After a quick google earth reconnaissance we were on our way across the trench to head to the Mt. Patrick Yurt. Upon our arrival in Kimberley we had a quick chat with a local who seemed perplexed when we mentioned the Mt. Patrick Yurt. Eventually it was found that it is only referred to as “The Yurt” in Kimberley.
A short drive up the St. Mary’s Valley to the end of the plowed road we switched transportation modes to snowmobiles and continued up the valley. As we made our way up the valley the big peaks of the purcells started to appear. A welcome sight as the snow conditions were less than ideal in the lower valley.
A small branch road appeared and we guessed this must be the route up to the yurt. Up, up, up a rather technical mountain road for our skiers on snowmobiles skills. Then “The Yurt” appeared. Buried in over a meter of snow it seemed we were the first people here this season. It soon became apparent that we weren’t the first of the season, but only the second group of 2011 at the end of January!
We continued up to the end of the snowmobile passable road and switched to our skins and ascended the steep ridge for a view of the amazing purcell terrain and a quick ski through the trees back to the yurt. The real skiing would happen the next day.
The yurt is well equipped with a propane stove and lantern, kitchen supplies, sleeping mats and a small Jotul stove to keep it toasty and melt off the snowpack burden the yurt had accumulated since its last visit.
The next morning we awoke to light flurries and reduced visibility.

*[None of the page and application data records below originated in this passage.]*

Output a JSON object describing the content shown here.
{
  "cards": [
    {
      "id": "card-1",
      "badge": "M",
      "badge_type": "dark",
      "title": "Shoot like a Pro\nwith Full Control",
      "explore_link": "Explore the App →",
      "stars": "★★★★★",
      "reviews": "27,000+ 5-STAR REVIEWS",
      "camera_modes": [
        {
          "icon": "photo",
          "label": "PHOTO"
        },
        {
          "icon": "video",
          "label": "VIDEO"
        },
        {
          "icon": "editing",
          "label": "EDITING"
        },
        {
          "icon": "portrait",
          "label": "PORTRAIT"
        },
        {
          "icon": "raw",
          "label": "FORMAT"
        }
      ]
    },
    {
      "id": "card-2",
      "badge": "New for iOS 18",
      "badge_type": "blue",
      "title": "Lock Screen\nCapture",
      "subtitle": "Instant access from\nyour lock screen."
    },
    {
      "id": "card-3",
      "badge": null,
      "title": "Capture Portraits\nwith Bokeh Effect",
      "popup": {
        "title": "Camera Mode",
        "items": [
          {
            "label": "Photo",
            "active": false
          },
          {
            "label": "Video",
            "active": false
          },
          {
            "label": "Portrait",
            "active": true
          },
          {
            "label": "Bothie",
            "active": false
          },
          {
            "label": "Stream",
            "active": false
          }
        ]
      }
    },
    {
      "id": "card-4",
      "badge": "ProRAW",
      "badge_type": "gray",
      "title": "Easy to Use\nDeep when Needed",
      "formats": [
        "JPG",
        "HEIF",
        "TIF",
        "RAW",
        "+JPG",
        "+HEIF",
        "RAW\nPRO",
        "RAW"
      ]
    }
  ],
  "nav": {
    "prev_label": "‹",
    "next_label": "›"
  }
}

We dug a pit and found nearly a 2.5 meter snowpack! The purcell snowpack was very consistent and consolidated a stark contrast to that of the rockies with its complex layers and crusts.
With limited visibility we were confined to the gladed tree runs, they did not disappoint. Beautiful steep gladed terrain, pillow lines, a few small drops. Very nice!
We will be back to “The Yurt” again to see if we can find some of the blower and bluebird which was described so often by other yurt goers in the yurt log book.
A big thank you to the Purcell Hut Association for their upkeep of this great backcountry shelter!
Henry, Alex and Ryland